The system has been in the development process for the last 18 months and will be in the test phase this week before being deployed to stop IS Katyusha rockets, Turkish Defense Minister Fikri Isik said.
“It has not been easy for us to intervene IS’s short-range Katyushas,” said Isik in an interview with CNN Turk, adding the system will “neutralize Katyushas.”
Over the past year, rocket fire has pummeled Turkish border towns from IS positions inside northern Syria. The southern town of Kilis has endured sustained attacks, killing at least 21 people, destroying entire neighborhoods and prompting residents to flee their homes.
Turkish troops, as well as Turkish-backed rebels, crossed into Syria in August to push IS militants from border areas. But they have not pushed IS far enough from firing range.
Last week, IS rockets again struck Kilis, despite near daily shelling of IS positions by the Turkish military.
The new Turkish defense missile system will resemble Israel’s “Iron Dome,” which has proved to be successful against rockets fired by Hamas in the Gaza Strip against Israeli towns. The Turkish system, designed and built by Turks, is designed to intercept and destroy short-range rockets fired from distances of 4 to 70 kilometers.
“If everything goes as desired, the new system would certainly be effective against IS,” said Metehan Demir, a freelance journalist and a defense expert. “The problem of Kathyusha rockets coming from IS will be solved.”
Demir also told VOA that it could be months before the new missile system – which Turkey has named “Korkut” – has been tested and is ready for use.
Ilker Akgungor, another journalist who covers defense issues, said Korkut is a self-propelled air-defense gun system developed by Aselsan, a Turkish corporation that produces military radios and defense electronic systems. The Korkut weapon can fire 1,100 rounds per minute and will destroy rockets before they hit the ground.
Because of the recurrent IS attacks, Turkey is speeding up the production process of a defense system, analysts said.
“That the terror organizations have used their weapons particularly on populated areas, caused deaths and casualties, and created fear and panic among locals, has accelerated Turkey’s efforts in developing new defense systems,” said Abdullah Agar, a defense expert.
Turkey is also developing early warning, countermortar radar, and surface-to-air missile systems, Agar said. Combined, the systems are designed to augment a weapons shield system.
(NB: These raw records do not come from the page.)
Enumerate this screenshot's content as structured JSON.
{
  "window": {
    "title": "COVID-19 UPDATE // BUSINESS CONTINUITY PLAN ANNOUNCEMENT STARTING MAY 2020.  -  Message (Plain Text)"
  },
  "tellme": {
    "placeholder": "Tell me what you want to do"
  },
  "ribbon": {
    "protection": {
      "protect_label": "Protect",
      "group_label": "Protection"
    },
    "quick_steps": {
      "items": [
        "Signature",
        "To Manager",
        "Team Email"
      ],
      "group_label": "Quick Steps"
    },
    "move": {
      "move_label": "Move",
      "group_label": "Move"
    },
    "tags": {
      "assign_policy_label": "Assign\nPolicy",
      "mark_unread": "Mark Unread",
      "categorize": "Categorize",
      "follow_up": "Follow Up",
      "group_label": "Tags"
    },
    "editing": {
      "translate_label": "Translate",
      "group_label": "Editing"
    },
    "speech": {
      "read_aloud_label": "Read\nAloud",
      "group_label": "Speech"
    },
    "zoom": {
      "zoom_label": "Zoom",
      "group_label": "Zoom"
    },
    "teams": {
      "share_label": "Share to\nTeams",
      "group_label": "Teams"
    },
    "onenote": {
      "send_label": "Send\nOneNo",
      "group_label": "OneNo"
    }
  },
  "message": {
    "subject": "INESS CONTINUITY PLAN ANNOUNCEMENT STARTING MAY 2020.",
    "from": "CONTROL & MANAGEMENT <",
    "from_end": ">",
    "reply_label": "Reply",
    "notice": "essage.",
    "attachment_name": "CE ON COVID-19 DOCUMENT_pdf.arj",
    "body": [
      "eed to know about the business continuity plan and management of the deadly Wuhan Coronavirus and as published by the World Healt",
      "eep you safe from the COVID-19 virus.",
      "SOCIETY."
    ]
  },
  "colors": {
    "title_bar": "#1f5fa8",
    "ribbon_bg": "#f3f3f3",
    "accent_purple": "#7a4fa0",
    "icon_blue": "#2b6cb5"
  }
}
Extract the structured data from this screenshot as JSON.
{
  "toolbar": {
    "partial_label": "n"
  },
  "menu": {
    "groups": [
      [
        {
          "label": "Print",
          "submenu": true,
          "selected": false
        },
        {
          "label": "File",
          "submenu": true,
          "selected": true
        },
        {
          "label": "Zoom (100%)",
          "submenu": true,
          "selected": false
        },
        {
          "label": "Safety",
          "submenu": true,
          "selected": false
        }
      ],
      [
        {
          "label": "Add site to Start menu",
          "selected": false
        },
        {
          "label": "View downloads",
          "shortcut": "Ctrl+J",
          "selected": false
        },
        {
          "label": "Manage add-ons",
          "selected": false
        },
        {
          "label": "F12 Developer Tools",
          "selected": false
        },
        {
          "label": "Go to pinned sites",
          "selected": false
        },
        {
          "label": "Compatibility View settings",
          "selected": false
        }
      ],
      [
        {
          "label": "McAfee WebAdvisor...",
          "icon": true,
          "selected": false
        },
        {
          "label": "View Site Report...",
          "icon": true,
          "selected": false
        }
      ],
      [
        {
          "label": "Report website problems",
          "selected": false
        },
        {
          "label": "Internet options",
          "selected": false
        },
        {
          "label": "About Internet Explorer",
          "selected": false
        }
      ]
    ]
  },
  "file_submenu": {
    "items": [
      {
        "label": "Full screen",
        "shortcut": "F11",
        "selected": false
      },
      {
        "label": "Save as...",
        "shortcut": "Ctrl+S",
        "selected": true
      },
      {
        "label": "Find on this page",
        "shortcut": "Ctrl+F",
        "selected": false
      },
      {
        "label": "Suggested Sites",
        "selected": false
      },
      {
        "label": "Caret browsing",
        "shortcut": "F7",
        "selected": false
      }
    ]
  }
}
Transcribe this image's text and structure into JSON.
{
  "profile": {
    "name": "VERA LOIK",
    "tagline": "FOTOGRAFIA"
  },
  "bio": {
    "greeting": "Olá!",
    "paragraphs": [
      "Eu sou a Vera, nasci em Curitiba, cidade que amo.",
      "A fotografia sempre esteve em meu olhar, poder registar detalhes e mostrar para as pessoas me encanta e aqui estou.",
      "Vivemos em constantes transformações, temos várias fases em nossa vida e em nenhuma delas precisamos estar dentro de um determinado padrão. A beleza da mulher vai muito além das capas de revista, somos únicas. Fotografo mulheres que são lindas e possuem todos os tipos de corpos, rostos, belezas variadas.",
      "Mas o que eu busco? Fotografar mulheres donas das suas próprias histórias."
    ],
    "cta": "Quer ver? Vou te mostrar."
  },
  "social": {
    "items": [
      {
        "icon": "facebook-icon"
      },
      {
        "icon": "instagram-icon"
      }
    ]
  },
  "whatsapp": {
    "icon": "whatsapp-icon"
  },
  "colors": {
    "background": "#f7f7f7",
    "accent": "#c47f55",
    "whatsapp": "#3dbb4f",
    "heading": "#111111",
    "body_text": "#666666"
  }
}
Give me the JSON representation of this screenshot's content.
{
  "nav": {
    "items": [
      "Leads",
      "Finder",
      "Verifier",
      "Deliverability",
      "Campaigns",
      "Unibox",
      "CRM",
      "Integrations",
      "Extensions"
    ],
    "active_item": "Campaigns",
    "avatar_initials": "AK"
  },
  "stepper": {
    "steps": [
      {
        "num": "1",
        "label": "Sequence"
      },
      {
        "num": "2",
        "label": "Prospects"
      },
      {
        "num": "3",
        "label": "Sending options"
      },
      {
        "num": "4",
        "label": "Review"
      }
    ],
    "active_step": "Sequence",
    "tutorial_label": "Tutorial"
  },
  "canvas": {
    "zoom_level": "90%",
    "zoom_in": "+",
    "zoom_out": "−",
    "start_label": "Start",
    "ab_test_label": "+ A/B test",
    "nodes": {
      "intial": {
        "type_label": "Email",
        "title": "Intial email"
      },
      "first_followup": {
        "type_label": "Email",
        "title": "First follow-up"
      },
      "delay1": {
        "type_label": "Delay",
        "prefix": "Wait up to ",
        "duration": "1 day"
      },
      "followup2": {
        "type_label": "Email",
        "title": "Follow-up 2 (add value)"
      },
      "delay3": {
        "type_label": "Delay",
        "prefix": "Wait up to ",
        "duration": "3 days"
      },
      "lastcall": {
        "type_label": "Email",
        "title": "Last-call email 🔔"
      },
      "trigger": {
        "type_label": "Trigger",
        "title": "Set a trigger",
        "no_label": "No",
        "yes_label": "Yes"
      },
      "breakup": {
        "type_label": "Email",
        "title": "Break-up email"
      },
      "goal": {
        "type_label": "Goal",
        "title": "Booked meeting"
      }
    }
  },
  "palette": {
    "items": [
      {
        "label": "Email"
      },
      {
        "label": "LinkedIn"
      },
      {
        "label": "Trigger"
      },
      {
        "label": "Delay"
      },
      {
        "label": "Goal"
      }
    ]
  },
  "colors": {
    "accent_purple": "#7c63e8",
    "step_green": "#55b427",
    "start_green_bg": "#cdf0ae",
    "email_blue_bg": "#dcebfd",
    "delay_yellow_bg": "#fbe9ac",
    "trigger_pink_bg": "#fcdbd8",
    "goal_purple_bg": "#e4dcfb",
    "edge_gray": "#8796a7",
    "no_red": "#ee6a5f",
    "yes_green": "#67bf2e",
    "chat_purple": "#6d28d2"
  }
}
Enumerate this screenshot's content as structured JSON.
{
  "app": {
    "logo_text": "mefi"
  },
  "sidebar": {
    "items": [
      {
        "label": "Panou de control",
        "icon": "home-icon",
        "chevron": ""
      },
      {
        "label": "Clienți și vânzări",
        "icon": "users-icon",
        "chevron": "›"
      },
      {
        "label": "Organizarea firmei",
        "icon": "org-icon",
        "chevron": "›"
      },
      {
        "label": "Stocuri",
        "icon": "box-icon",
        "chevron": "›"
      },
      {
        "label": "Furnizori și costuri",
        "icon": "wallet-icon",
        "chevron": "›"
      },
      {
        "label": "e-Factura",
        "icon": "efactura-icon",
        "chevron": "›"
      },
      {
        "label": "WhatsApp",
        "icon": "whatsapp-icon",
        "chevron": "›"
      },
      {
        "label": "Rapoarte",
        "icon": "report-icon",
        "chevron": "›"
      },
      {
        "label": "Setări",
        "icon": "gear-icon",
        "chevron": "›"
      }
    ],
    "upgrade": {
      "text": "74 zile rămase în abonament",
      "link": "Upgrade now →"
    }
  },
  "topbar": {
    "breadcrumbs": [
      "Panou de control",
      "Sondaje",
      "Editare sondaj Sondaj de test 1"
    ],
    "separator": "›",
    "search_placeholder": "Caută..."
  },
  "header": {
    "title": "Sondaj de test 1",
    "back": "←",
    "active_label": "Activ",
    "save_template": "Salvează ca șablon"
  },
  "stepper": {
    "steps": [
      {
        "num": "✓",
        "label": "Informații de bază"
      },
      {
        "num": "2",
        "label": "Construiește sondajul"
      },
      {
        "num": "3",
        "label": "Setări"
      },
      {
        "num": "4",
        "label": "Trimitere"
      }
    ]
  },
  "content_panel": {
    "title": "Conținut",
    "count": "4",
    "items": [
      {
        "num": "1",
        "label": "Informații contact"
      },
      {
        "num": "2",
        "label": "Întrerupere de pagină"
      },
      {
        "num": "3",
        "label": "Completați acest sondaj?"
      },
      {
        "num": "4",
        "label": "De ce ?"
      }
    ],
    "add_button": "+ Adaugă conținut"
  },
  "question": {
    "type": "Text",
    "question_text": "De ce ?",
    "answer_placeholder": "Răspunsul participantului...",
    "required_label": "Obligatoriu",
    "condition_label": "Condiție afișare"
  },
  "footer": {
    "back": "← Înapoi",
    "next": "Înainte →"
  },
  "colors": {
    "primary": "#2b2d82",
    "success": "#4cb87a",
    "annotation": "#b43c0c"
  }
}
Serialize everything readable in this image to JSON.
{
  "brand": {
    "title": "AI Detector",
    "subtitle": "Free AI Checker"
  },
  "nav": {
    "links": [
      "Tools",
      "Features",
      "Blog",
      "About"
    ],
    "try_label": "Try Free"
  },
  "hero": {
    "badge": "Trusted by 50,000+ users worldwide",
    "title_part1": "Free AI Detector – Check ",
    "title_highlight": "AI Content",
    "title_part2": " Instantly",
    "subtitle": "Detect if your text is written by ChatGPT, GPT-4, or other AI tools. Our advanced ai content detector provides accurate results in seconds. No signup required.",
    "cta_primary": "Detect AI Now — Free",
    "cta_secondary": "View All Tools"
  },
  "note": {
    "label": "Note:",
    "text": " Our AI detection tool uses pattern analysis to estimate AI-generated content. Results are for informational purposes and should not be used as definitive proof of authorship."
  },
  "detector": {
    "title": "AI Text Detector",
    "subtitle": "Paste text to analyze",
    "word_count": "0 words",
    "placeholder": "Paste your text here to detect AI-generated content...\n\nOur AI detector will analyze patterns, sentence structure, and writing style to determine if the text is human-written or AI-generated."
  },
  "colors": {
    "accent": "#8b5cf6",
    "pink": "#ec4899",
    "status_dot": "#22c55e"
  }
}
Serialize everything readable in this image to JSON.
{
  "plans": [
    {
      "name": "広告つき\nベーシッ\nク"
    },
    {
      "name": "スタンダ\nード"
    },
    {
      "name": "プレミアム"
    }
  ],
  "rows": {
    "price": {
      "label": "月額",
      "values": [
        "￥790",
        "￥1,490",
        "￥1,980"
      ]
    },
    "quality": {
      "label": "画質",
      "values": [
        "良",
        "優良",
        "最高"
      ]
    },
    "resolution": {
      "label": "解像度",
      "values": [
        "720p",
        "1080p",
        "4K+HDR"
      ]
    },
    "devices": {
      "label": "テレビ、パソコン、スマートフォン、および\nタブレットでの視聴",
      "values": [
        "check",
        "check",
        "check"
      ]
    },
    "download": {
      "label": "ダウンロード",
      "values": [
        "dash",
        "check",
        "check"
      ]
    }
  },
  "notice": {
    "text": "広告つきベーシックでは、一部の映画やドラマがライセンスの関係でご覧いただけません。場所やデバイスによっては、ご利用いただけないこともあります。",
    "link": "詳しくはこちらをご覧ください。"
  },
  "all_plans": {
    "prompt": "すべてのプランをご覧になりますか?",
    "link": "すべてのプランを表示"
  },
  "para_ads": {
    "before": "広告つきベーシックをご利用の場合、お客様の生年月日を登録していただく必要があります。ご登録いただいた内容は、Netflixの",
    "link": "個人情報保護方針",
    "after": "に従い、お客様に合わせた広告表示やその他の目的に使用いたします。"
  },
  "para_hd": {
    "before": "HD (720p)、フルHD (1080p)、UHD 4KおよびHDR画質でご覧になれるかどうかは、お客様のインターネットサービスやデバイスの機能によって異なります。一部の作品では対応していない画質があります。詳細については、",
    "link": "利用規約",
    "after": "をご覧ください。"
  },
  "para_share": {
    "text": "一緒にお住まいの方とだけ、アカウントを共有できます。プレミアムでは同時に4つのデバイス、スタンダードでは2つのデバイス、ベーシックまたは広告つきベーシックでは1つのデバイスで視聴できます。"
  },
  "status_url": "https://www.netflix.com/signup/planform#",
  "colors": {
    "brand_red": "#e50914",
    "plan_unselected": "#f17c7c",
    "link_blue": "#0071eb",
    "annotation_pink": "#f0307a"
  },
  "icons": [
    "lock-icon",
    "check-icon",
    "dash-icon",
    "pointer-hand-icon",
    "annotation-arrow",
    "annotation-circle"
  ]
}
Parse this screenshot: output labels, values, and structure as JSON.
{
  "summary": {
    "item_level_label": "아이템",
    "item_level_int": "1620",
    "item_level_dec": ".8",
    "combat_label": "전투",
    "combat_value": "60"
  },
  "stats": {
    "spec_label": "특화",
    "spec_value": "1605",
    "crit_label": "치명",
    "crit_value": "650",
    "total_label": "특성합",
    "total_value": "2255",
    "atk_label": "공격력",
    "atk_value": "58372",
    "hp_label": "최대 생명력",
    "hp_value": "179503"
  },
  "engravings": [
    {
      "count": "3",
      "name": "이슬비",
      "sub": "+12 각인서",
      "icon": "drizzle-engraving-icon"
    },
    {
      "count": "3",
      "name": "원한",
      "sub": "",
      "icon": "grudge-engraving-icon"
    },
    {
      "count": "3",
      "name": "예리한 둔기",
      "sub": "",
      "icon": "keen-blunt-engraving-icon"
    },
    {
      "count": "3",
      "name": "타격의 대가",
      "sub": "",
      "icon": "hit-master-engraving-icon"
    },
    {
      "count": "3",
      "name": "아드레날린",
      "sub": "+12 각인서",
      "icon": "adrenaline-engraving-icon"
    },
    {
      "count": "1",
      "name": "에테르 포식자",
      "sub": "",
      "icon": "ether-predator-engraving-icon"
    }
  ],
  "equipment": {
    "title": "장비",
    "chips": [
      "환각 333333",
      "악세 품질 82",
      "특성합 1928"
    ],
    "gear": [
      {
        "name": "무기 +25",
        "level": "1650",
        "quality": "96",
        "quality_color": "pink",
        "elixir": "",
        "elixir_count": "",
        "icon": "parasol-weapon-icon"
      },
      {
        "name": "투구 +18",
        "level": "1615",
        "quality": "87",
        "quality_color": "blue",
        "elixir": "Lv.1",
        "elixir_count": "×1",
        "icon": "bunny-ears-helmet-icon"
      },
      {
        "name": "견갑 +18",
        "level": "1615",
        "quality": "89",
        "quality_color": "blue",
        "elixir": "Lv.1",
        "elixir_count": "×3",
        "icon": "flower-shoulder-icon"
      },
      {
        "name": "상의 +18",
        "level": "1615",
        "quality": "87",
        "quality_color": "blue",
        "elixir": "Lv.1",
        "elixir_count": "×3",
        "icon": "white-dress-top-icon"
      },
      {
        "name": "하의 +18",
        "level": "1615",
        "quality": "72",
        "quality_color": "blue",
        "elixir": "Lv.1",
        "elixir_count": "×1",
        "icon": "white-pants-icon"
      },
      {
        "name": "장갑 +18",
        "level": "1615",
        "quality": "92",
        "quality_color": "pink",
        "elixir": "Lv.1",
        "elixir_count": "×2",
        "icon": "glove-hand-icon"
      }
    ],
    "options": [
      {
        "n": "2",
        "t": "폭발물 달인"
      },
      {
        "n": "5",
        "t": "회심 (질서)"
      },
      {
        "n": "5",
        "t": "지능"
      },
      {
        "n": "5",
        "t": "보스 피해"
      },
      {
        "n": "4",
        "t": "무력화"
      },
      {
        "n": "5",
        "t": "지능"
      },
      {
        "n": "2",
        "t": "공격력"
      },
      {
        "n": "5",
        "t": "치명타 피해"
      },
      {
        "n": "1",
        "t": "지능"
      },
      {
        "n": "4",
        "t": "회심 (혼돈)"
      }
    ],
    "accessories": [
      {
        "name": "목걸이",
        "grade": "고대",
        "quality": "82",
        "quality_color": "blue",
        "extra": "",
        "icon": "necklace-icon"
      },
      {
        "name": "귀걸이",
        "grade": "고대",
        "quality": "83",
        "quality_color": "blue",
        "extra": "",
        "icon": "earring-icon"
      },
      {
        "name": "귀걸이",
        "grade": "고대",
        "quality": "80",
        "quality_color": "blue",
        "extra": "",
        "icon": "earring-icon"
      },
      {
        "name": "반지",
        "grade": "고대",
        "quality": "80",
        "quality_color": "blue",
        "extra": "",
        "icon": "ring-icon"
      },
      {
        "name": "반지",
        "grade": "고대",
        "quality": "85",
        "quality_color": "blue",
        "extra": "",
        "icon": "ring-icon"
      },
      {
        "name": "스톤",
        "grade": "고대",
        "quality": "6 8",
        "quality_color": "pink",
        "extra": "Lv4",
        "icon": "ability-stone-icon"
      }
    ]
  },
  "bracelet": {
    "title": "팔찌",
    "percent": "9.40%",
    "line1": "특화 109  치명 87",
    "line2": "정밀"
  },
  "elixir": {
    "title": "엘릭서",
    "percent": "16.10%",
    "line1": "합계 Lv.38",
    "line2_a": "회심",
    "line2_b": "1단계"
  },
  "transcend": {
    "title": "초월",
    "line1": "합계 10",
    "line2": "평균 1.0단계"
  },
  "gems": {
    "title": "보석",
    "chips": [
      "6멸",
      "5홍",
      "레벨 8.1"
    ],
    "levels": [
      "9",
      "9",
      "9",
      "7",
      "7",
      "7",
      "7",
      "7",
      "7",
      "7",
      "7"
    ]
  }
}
“These new weapons have given good results in the laboratories, but whether they will yield the required results on real attacks is yet to be seen,” he said.
Still, Turkey needs to invest more in research and development of its defense to make more progress on preventing more sophisticated rockets, Agar said. Even then, success will be limited, he added.
“The systems of the U.S. and Israel were used in land operations. But even those systems cannot be said to yield results 100 percent,” Agar said.